It doesn’t help coverage that the attending media are overwhelmingly from the political side of editorial. That means they are accustomed to what’s called “horse-race coverage” of public affairs: who wins, who loses, who’s gaining leverage and whether the speaker sounds “presidential.” They are not medically trained. They are not science reporters. They are competing with each other to get an edge and they are not able to confront people directly because that would challenge the most prized coin of their realm – access to those in power.
Savvy politicians know how to work such a crowd. They trade on familiarity. Note how many reporters are on a first name basis. It’s also clear that the president knows something about their careers. Substantive questions are quickly parried with a personal thrust or barb that’s designed to disarm the questioner. To be fair, even the most well-intentioned reporter in such a situation has an impossible job. The lies and narcissistic claims come flying in faster than they can be swatted away. There is little opportunity to recall previous video or movements when contradictory things were claimed. Even the occasional dispelling of lies and misstatement made by way of interjections from a studio that monitors the proceedings is not enough to overcome the circus-like aura that pervades this show.

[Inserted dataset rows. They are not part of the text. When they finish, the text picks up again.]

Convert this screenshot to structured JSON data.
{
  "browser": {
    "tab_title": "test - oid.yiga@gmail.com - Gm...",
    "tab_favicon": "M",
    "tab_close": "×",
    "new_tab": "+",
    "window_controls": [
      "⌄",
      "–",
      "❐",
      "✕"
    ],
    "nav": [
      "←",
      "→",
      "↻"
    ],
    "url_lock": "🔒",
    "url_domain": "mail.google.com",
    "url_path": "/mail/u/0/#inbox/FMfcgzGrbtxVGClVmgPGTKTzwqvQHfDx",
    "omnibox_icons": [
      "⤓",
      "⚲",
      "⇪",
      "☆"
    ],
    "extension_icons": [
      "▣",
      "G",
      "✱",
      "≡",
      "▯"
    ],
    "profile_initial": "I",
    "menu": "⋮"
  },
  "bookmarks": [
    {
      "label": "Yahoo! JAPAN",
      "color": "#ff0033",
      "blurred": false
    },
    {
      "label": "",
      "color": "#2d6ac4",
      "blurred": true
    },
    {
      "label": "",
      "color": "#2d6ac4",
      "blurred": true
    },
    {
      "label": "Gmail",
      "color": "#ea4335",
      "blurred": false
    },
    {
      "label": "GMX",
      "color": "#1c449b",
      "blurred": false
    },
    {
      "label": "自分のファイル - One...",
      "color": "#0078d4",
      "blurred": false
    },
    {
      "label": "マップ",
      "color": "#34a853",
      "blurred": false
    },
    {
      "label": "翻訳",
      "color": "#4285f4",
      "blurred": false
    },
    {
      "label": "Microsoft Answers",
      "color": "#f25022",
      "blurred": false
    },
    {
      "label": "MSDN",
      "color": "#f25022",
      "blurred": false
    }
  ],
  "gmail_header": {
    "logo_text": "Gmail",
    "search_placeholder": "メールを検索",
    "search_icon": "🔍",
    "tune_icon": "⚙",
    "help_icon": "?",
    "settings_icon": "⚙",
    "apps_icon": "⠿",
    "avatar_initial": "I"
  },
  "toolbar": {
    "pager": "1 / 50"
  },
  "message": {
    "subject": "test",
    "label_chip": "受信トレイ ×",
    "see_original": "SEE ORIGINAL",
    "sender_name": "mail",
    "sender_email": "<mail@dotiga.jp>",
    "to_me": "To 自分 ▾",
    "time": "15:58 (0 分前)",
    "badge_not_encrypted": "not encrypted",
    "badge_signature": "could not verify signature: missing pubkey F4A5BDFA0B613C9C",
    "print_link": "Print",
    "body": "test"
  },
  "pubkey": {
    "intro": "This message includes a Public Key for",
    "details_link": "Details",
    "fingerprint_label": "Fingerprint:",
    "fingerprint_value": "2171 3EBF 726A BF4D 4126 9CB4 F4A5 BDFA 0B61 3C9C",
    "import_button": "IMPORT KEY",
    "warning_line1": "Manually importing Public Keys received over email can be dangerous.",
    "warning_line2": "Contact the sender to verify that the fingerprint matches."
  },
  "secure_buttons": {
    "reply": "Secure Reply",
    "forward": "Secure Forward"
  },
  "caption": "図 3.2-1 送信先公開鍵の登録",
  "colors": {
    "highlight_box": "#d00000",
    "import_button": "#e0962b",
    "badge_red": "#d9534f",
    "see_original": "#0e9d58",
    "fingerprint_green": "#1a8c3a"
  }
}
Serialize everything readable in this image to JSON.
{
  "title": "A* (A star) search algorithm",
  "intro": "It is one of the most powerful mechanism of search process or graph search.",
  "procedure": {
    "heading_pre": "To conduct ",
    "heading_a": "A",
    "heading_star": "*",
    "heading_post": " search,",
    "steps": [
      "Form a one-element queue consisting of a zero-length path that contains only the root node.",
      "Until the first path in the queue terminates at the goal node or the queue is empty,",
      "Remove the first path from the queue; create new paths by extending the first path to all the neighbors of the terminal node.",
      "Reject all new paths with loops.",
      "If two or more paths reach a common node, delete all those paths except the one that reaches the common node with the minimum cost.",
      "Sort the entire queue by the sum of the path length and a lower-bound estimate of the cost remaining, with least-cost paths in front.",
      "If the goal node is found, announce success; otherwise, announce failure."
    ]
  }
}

The most effective thing the reporters could do is simply walk out en masse when any of them is attacked verbally. Or better yet, the cable networks covering this spectacle ought to turn off the cameras and refuse to air it.
There are healthier, more informative media environments for learning the latest news of the pandemic. The country’s major newspapers have done a very fine job. So, too, most urban papers. And there are plenty of fine sources online. My own preference is to take a larger look at things than following on an hourly or daily basis. We all know the trajectory of this pandemic. It’s going to be a long one. In Albert Camus’ “The Plague,” the Algerian port city of Oran endures for a full year. Let’s hope our affliction is shorter.
Based upon the more informative daily briefings by the likes of Washington Gov. Jay Inslee, California Gov. Gavin Newsome, and New York Gov. Andrew Cuomo, there’s good reason to believe that reasonable measures can dampen the worst of what we are dealing with – provided there is enough supply from the federal government for hospitals and medical staff.
That’s the real news we are all awaiting. Especially when it’s accompanied by an empathetic tone that conveys an understanding about what it actually means that people are suffering.
The media spectacle of these daily briefings recalls earlier efforts at taking grandiose stands that ultimately failed spectacularly. I recall my days studying European history, when I took a tour of the old fascist landmarks of Nazi Germany. Chief among them was the Nuremburg Platz, a vast stadium and open field where Hitler held his rallies and spoke for hours over a blaring microphone and his filmmaker, Leni Riefenstahl, filmed the famous propaganda movie, “Triumph of the Will.”
When I visited that Nuremburg stadium in 1985 it was reduced to virtual rubble and serving as a dumping ground for impounded automobiles. Such are the ruins of authoritarian fantasy.
Today the president has his own Leni Riefenstahl. It’s called FOX news. But eventually, this too shall pass. I’d advise starting now by turning it off.